Entries taken from a collection:
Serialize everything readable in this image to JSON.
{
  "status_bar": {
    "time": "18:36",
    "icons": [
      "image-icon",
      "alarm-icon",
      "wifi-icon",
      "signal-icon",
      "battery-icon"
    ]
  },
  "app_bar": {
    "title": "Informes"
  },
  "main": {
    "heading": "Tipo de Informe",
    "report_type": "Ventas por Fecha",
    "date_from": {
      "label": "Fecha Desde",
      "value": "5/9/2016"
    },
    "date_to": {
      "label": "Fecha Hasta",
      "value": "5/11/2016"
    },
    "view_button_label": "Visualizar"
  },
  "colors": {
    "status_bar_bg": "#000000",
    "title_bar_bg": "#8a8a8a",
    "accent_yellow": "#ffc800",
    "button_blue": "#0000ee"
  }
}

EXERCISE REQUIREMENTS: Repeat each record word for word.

RESULT FOR THIS EXERCISE:
Serialize everything readable in this image to JSON.
{
  "status_bar": {
    "time": "18:36",
    "icons": [
      "image-icon",
      "alarm-icon",
      "wifi-icon",
      "signal-icon",
      "battery-icon"
    ]
  },
  "app_bar": {
    "title": "Informes"
  },
  "main": {
    "heading": "Tipo de Informe",
    "report_type": "Ventas por Fecha",
    "date_from": {
      "label": "Fecha Desde",
      "value": "5/9/2016"
    },
    "date_to": {
      "label": "Fecha Hasta",
      "value": "5/11/2016"
    },
    "view_button_label": "Visualizar"
  },
  "colors": {
    "status_bar_bg": "#000000",
    "title_bar_bg": "#8a8a8a",
    "accent_yellow": "#ffc800",
    "button_blue": "#0000ee"
  }
}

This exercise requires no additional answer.